======== Records for the exercise

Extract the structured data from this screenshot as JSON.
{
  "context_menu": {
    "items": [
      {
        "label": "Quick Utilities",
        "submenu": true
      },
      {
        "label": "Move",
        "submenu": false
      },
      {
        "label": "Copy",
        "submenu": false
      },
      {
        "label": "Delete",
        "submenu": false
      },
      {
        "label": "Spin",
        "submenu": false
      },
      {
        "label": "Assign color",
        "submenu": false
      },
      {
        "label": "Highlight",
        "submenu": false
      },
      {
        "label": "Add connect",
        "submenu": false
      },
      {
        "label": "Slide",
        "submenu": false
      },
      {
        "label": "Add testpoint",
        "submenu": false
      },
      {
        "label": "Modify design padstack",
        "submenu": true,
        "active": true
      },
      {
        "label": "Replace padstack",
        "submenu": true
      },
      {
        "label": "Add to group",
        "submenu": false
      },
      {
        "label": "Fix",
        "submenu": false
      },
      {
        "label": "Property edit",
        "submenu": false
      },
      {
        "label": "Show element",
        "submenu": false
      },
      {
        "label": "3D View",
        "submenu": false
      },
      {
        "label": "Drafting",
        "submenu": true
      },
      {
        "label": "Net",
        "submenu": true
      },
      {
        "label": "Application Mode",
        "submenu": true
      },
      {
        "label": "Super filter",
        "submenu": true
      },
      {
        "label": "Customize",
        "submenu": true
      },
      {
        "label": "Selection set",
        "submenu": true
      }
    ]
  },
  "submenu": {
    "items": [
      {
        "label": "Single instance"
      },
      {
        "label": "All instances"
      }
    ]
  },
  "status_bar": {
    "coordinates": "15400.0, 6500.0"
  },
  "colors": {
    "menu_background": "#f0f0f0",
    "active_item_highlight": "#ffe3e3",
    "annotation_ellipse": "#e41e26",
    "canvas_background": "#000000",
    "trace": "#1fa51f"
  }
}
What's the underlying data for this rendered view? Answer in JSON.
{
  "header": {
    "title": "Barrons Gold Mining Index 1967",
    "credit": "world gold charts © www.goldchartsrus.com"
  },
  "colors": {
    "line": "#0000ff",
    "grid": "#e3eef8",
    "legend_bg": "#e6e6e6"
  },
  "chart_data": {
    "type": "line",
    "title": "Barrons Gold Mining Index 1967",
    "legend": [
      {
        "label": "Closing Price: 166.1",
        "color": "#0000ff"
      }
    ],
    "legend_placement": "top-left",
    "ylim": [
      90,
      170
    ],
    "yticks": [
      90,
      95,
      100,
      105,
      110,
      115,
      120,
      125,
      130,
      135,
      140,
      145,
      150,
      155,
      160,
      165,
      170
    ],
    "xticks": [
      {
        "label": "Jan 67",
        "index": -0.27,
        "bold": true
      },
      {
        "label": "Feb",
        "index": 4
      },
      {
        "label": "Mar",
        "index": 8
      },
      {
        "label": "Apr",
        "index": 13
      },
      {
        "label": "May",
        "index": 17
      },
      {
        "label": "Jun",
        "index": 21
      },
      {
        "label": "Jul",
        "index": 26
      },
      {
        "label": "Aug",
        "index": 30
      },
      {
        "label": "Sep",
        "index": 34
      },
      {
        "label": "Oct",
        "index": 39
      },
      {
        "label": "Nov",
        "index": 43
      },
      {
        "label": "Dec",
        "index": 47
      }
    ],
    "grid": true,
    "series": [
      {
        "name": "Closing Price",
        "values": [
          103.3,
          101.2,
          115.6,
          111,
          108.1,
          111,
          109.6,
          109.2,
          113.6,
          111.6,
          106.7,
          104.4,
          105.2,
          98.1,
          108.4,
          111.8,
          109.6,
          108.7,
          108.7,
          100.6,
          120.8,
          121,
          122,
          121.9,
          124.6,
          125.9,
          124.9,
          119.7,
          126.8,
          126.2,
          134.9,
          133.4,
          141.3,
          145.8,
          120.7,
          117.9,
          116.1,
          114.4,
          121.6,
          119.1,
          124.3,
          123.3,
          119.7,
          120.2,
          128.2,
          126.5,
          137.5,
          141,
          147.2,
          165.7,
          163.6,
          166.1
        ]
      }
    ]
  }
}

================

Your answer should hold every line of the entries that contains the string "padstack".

        "label": "Modify design padstack",
        "label": "Replace padstack",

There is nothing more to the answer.